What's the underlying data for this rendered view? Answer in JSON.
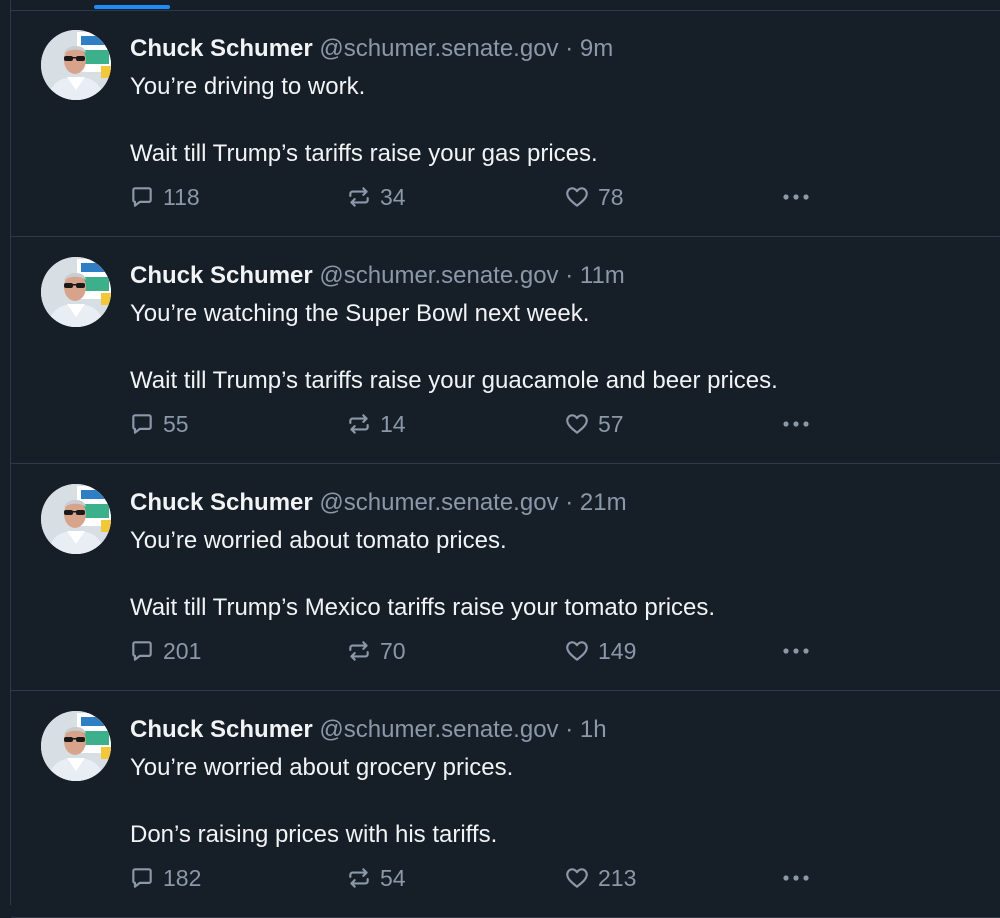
{
  "feed": {
    "posts": [
      {
        "author": "Chuck Schumer",
        "handle": "@schumer.senate.gov",
        "separator": "·",
        "time": "9m",
        "line1": "You’re driving to work.",
        "line2": "Wait till Trump’s tariffs raise your gas prices.",
        "replies": "118",
        "reposts": "34",
        "likes": "78"
      },
      {
        "author": "Chuck Schumer",
        "handle": "@schumer.senate.gov",
        "separator": "·",
        "time": "11m",
        "line1": "You’re watching the Super Bowl next week.",
        "line2": "Wait till Trump’s tariffs raise your guacamole and beer prices.",
        "replies": "55",
        "reposts": "14",
        "likes": "57"
      },
      {
        "author": "Chuck Schumer",
        "handle": "@schumer.senate.gov",
        "separator": "·",
        "time": "21m",
        "line1": "You’re worried about tomato prices.",
        "line2": "Wait till Trump’s Mexico tariffs raise your tomato prices.",
        "replies": "201",
        "reposts": "70",
        "likes": "149"
      },
      {
        "author": "Chuck Schumer",
        "handle": "@schumer.senate.gov",
        "separator": "·",
        "time": "1h",
        "line1": "You’re worried about grocery prices.",
        "line2": "Don’s raising prices with his tariffs.",
        "replies": "182",
        "reposts": "54",
        "likes": "213"
      }
    ]
  },
  "icons": {
    "reply": "reply-icon",
    "repost": "repost-icon",
    "like": "heart-icon",
    "more": "more-options-icon"
  },
  "colors": {
    "background": "#161e27",
    "text": "#f1f3f5",
    "muted": "#8b98a9",
    "border": "#2e3a49",
    "accent": "#208bfe"
  }
}
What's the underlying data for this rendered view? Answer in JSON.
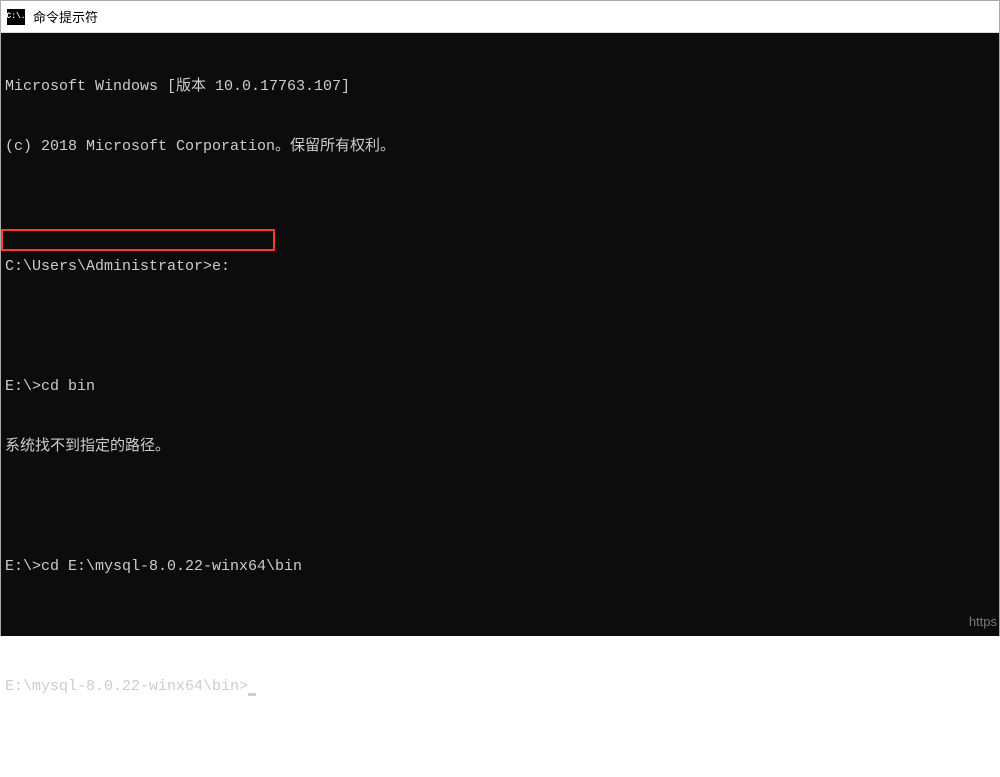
{
  "window": {
    "title": "命令提示符",
    "icon_label": "C:\\."
  },
  "terminal": {
    "lines": [
      "Microsoft Windows [版本 10.0.17763.107]",
      "(c) 2018 Microsoft Corporation。保留所有权利。",
      "",
      "C:\\Users\\Administrator>e:",
      "",
      "E:\\>cd bin",
      "系统找不到指定的路径。",
      "",
      "E:\\>cd E:\\mysql-8.0.22-winx64\\bin",
      "",
      "E:\\mysql-8.0.22-winx64\\bin>"
    ]
  },
  "watermark": "https"
}
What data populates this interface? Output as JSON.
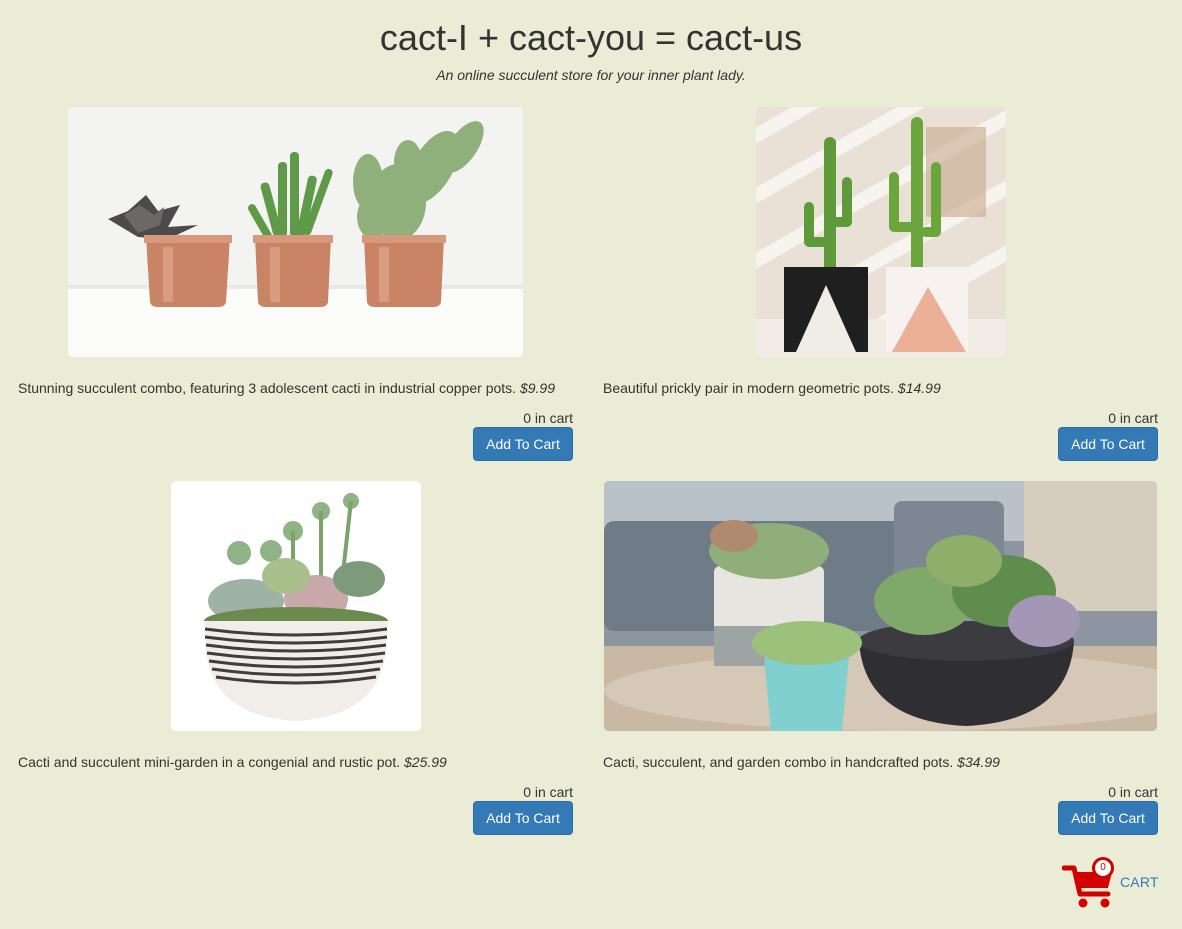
{
  "header": {
    "title": "cact-I + cact-you = cact-us",
    "subtitle": "An online succulent store for your inner plant lady."
  },
  "products": [
    {
      "description": "Stunning succulent combo, featuring 3 adolescent cacti in industrial copper pots.",
      "price": "$9.99",
      "in_cart": "0 in cart",
      "button_label": "Add To Cart",
      "image": "copper-pots-cacti-photo"
    },
    {
      "description": "Beautiful prickly pair in modern geometric pots.",
      "price": "$14.99",
      "in_cart": "0 in cart",
      "button_label": "Add To Cart",
      "image": "geometric-pots-cacti-photo"
    },
    {
      "description": "Cacti and succulent mini-garden in a congenial and rustic pot.",
      "price": "$25.99",
      "in_cart": "0 in cart",
      "button_label": "Add To Cart",
      "image": "striped-bowl-garden-photo"
    },
    {
      "description": "Cacti, succulent, and garden combo in handcrafted pots.",
      "price": "$34.99",
      "in_cart": "0 in cart",
      "button_label": "Add To Cart",
      "image": "handcrafted-pots-succulents-photo"
    }
  ],
  "cart": {
    "label": "CART",
    "count": "0",
    "icon": "shopping-cart-icon"
  },
  "colors": {
    "background": "#ebecd5",
    "button": "#337ab7",
    "cart_icon": "#d40000"
  }
}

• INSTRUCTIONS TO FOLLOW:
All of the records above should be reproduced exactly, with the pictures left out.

• ANSWER FOR THE TASK:
What's the underlying data for this rendered view? Answer in JSON.
{
  "feed": {
    "posts": [
      {
        "author": "Chuck Schumer",
        "handle": "@schumer.senate.gov",
        "separator": "·",
        "time": "9m",
        "line1": "You’re driving to work.",
        "line2": "Wait till Trump’s tariffs raise your gas prices.",
        "replies": "118",
        "reposts": "34",
        "likes": "78"
      },
      {
        "author": "Chuck Schumer",
        "handle": "@schumer.senate.gov",
        "separator": "·",
        "time": "11m",
        "line1": "You’re watching the Super Bowl next week.",
        "line2": "Wait till Trump’s tariffs raise your guacamole and beer prices.",
        "replies": "55",
        "reposts": "14",
        "likes": "57"
      },
      {
        "author": "Chuck Schumer",
        "handle": "@schumer.senate.gov",
        "separator": "·",
        "time": "21m",
        "line1": "You’re worried about tomato prices.",
        "line2": "Wait till Trump’s Mexico tariffs raise your tomato prices.",
        "replies": "201",
        "reposts": "70",
        "likes": "149"
      },
      {
        "author": "Chuck Schumer",
        "handle": "@schumer.senate.gov",
        "separator": "·",
        "time": "1h",
        "line1": "You’re worried about grocery prices.",
        "line2": "Don’s raising prices with his tariffs.",
        "replies": "182",
        "reposts": "54",
        "likes": "213"
      }
    ]
  },
  "icons": {
    "reply": "reply-icon",
    "repost": "repost-icon",
    "like": "heart-icon",
    "more": "more-options-icon"
  },
  "colors": {
    "background": "#161e27",
    "text": "#f1f3f5",
    "muted": "#8b98a9",
    "border": "#2e3a49",
    "accent": "#208bfe"
  }
}
What's the underlying data for this rendered view? Answer in JSON.
{
  "window": {
    "title": "命令提示符",
    "icon_label": "C:\\."
  },
  "terminal": {
    "lines": [
      "Microsoft Windows [版本 10.0.17763.107]",
      "(c) 2018 Microsoft Corporation。保留所有权利。",
      "",
      "C:\\Users\\Administrator>e:",
      "",
      "E:\\>cd bin",
      "系统找不到指定的路径。",
      "",
      "E:\\>cd E:\\mysql-8.0.22-winx64\\bin",
      "",
      "E:\\mysql-8.0.22-winx64\\bin>"
    ]
  },
  "watermark": "https"
}
What data populates this interface? Output as JSON.
{
  "header": {
    "title": "cact-I + cact-you = cact-us",
    "subtitle": "An online succulent store for your inner plant lady."
  },
  "products": [
    {
      "description": "Stunning succulent combo, featuring 3 adolescent cacti in industrial copper pots.",
      "price": "$9.99",
      "in_cart": "0 in cart",
      "button_label": "Add To Cart",
      "image": "copper-pots-cacti-photo"
    },
    {
      "description": "Beautiful prickly pair in modern geometric pots.",
      "price": "$14.99",
      "in_cart": "0 in cart",
      "button_label": "Add To Cart",
      "image": "geometric-pots-cacti-photo"
    },
    {
      "description": "Cacti and succulent mini-garden in a congenial and rustic pot.",
      "price": "$25.99",
      "in_cart": "0 in cart",
      "button_label": "Add To Cart",
      "image": "striped-bowl-garden-photo"
    },
    {
      "description": "Cacti, succulent, and garden combo in handcrafted pots.",
      "price": "$34.99",
      "in_cart": "0 in cart",
      "button_label": "Add To Cart",
      "image": "handcrafted-pots-succulents-photo"
    }
  ],
  "cart": {
    "label": "CART",
    "count": "0",
    "icon": "shopping-cart-icon"
  },
  "colors": {
    "background": "#ebecd5",
    "button": "#337ab7",
    "cart_icon": "#d40000"
  }
}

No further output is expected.